Black women stand to gain most from breast MRI

December 1, 2008

Breast MRI can have a positive impact on clinical decision making for African American women with newly diagnosed breast cancer, leading to wider excisions and mastectomies, according to a new study carried out in Ohio. Age is also a factor.

Breast MRI can have a positive impact on clinical decision making for African American women with newly diagnosed breast cancer, leading to wider excisions and mastectomies, according to a new study carried out in Ohio. Age is also a factor.

"Younger women are significantly more likely to change their therapeutic management on the basis of MRI findings than their older counterparts," said Dr. Laura B. Shepardson, a radiologist at The Cleveland Clinic, in a scientific poster at RSNA 2008. "Of interest, pathologic diagnosis and stage of disease are not significant predictors of MRI's impact on clinical decision making."

Breast MRI is highly sensitive for detecting invasive carcinoma because of its superior imaging of soft tissues and its multiplanar capacity, which allows for 3D localization of disease, including documentation of multicentricity and/or multifocality. But few studies have addressed if and how breast MRI affects how black women make clinical decisions, she said.

A total of 306 African American patients had a breast MR exam at The Cleveland Clinic between 2003 and 2007. Of these, 111 (36%) were included in Shepardson's study because they had newly diagnosed ductal carcinoma in situ, invasive ductal carcinoma, or invasive lobular carcinoma. The women in the study had no prior history of radiotherapy or chemotherapy.

These patients all had stage 0, I, II, or III disease and underwent an MR exam within 30 days of diagnosis. They had a breast MR exam prior to initiating treatment and received their surgical treatment at The Cleveland Clinic.

The mean age of the sample was 57.9 years, and 61% (68) of patients were postmenopausal. Half of the women (55) had an asymptomatic presentation.

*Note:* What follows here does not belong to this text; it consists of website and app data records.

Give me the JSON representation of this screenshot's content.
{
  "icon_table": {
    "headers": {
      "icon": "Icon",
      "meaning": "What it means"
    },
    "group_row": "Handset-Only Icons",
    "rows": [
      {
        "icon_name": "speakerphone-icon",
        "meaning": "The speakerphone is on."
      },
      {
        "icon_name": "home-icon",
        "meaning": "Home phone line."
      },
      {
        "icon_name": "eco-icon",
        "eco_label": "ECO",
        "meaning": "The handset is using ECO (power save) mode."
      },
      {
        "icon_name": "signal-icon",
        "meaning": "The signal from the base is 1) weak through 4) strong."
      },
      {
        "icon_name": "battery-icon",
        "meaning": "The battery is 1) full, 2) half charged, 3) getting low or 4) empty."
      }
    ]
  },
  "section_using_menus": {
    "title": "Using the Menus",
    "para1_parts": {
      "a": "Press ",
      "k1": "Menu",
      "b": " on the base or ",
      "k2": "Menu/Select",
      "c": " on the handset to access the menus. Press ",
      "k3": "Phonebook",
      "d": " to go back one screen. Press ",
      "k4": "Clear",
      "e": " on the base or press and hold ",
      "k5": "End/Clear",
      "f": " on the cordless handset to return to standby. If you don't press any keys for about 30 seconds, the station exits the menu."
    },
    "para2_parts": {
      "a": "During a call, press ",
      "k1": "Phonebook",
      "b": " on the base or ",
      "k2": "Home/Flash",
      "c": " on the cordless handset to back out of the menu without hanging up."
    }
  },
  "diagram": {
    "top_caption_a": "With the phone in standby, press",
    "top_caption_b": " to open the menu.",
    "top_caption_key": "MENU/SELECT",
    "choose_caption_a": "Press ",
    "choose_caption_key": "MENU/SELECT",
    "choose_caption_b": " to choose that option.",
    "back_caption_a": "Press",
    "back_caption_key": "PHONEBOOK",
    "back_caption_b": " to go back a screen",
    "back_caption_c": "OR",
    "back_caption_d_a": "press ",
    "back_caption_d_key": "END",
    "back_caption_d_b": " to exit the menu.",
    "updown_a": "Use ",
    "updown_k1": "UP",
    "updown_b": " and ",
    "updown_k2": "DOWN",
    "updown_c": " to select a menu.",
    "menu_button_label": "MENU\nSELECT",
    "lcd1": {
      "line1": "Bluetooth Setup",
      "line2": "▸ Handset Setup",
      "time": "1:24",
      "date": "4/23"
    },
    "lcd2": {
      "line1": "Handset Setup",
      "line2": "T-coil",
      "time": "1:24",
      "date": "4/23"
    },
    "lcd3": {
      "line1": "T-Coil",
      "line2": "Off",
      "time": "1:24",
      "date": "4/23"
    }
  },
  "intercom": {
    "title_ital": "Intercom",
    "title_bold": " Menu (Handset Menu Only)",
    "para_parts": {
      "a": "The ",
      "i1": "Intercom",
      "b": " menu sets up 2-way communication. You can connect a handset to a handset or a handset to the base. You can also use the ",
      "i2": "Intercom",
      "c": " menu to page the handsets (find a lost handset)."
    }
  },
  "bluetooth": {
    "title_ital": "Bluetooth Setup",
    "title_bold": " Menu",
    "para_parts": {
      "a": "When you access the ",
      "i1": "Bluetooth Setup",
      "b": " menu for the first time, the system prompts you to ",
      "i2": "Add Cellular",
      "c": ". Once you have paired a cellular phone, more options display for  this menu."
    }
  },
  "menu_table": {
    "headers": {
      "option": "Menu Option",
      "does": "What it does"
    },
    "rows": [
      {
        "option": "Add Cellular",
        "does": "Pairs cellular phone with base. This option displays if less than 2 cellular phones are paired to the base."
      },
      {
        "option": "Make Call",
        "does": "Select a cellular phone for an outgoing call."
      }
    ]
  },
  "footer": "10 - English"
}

Contrast-enhanced MR exams were performed on a 1T Harmony system from Siemens, using 20 mL of gadopentetate dimeglumine (Magnevist) administered via a power injector, followed by a 5 mL saline flush. Imaging, clinical, operative, and pathology reports were seen by two independent reviewers, including a breast radiologist and a breast surgeon.

The treatment was breast conservation in 58% of cases (64 women) and mastectomy in 42% (47). Radiotherapy was performed in 64% of cases (71 women), chemotherapy in 48% (53), and endocrine therapy in 43% (48). In 13% of cases (14 women), the MR exam prompted a negative second look ultrasound and/or negative biopsy. These false-positive findings may partly reflect a learning curve for the interpreting radiologists.

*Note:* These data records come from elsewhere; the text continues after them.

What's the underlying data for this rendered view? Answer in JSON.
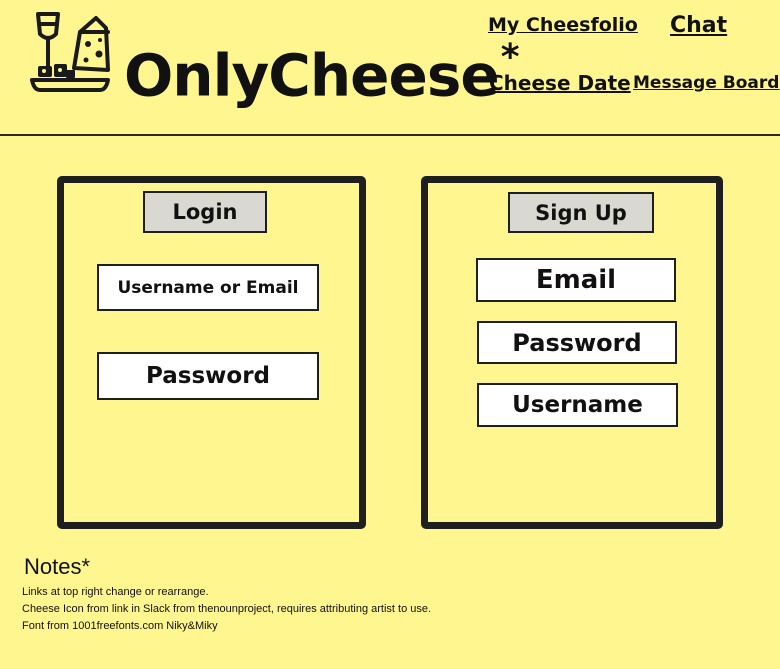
{
  "header": {
    "brand": "OnlyCheese",
    "brand_mark": "*",
    "logo_icon": "wine-and-cheese-icon"
  },
  "nav": {
    "cheesfolio": "My Cheesfolio",
    "chat": "Chat",
    "cheese_date": "Cheese Date",
    "message_board": "Message Board"
  },
  "login": {
    "title": "Login",
    "username_field": "Username or Email",
    "password_field": "Password"
  },
  "signup": {
    "title": "Sign Up",
    "email_field": "Email",
    "password_field": "Password",
    "username_field": "Username"
  },
  "notes": {
    "title": "Notes*",
    "lines": [
      "Links at top right change or rearrange.",
      "Cheese Icon from link in Slack from thenounproject, requires attributing artist to use.",
      "Font from 1001freefonts.com Niky&Miky"
    ]
  }
}
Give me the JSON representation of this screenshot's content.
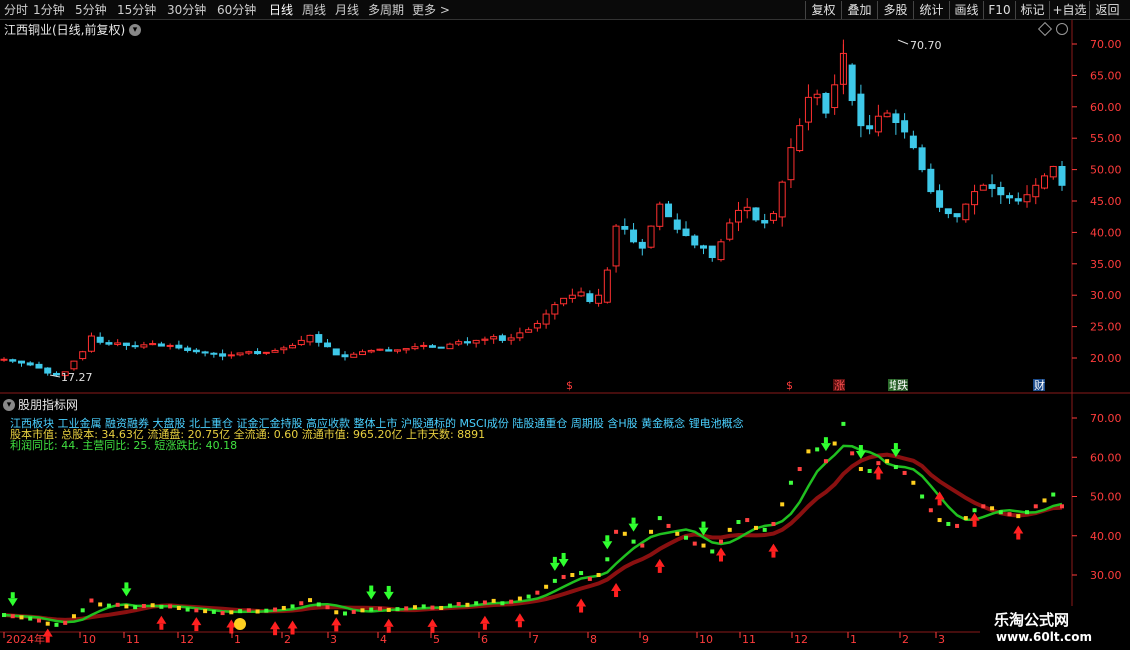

In 51 cases, the radiologist thought MRI had a favorable impact on clinical management, while the comparable figure for the surgeon was 45 cases. This finding suggests there was no significant difference in the perceived benefit of MRI between radiologists and surgeons.

Shepardson admitted that this study had limitations. The sample included only African American women, limiting the ability to generalize about the results. Also, the current American College of Radiology guidelines recommend using a 1.5T system.

"This study was performed at a dedicated breast center from a single academic institution. If and how breast MRI impacts clinical decision making may differ in the community setting," she said.